■ WHAT THE EXERCISE ASKS: For every line below, restate it exactly and drop the images.

Website and app data records:
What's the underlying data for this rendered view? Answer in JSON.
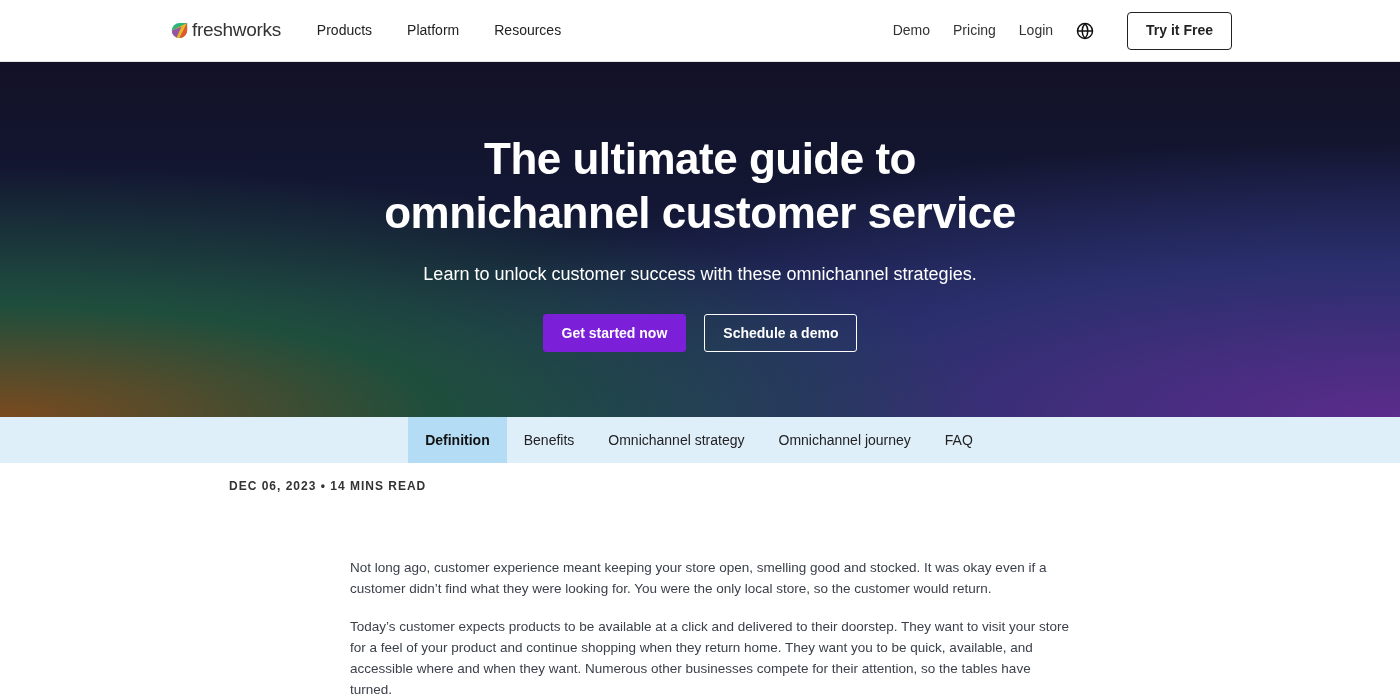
{
  "nav": {
    "logo": "freshworks",
    "menu": [
      "Products",
      "Platform",
      "Resources"
    ],
    "links": [
      "Demo",
      "Pricing",
      "Login"
    ],
    "cta": "Try it Free"
  },
  "hero": {
    "title": "The ultimate guide to omnichannel customer service",
    "subtitle": "Learn to unlock customer success with these omnichannel strategies.",
    "buttons": [
      {
        "label": "Get started now",
        "kind": "primary"
      },
      {
        "label": "Schedule a demo",
        "kind": "outline"
      }
    ]
  },
  "tabs": [
    {
      "label": "Definition",
      "selected": true
    },
    {
      "label": "Benefits",
      "selected": false
    },
    {
      "label": "Omnichannel strategy",
      "selected": false
    },
    {
      "label": "Omnichannel journey",
      "selected": false
    },
    {
      "label": "FAQ",
      "selected": false
    }
  ],
  "meta": "DEC 06, 2023 • 14 MINS READ",
  "paragraphs": [
    "Not long ago, customer experience meant keeping your store open, smelling good and stocked. It was okay even if a customer didn’t find what they were looking for. You were the only local store, so the customer would return.",
    "Today’s customer expects products to be available at a click and delivered to their doorstep. They want to visit your store for a feel of your product and continue shopping when they return home. They want you to be quick, available, and accessible where and when they want. Numerous other businesses compete for their attention, so the tables have turned."
  ]
}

■ EXPECTED OUTPUT:
What's the underlying data for this rendered view? Answer in JSON.
{
  "nav": {
    "logo": "freshworks",
    "menu": [
      "Products",
      "Platform",
      "Resources"
    ],
    "links": [
      "Demo",
      "Pricing",
      "Login"
    ],
    "cta": "Try it Free"
  },
  "hero": {
    "title": "The ultimate guide to omnichannel customer service",
    "subtitle": "Learn to unlock customer success with these omnichannel strategies.",
    "buttons": [
      {
        "label": "Get started now",
        "kind": "primary"
      },
      {
        "label": "Schedule a demo",
        "kind": "outline"
      }
    ]
  },
  "tabs": [
    {
      "label": "Definition",
      "selected": true
    },
    {
      "label": "Benefits",
      "selected": false
    },
    {
      "label": "Omnichannel strategy",
      "selected": false
    },
    {
      "label": "Omnichannel journey",
      "selected": false
    },
    {
      "label": "FAQ",
      "selected": false
    }
  ],
  "meta": "DEC 06, 2023 • 14 MINS READ",
  "paragraphs": [
    "Not long ago, customer experience meant keeping your store open, smelling good and stocked. It was okay even if a customer didn’t find what they were looking for. You were the only local store, so the customer would return.",
    "Today’s customer expects products to be available at a click and delivered to their doorstep. They want to visit your store for a feel of your product and continue shopping when they return home. They want you to be quick, available, and accessible where and when they want. Numerous other businesses compete for their attention, so the tables have turned."
  ]
}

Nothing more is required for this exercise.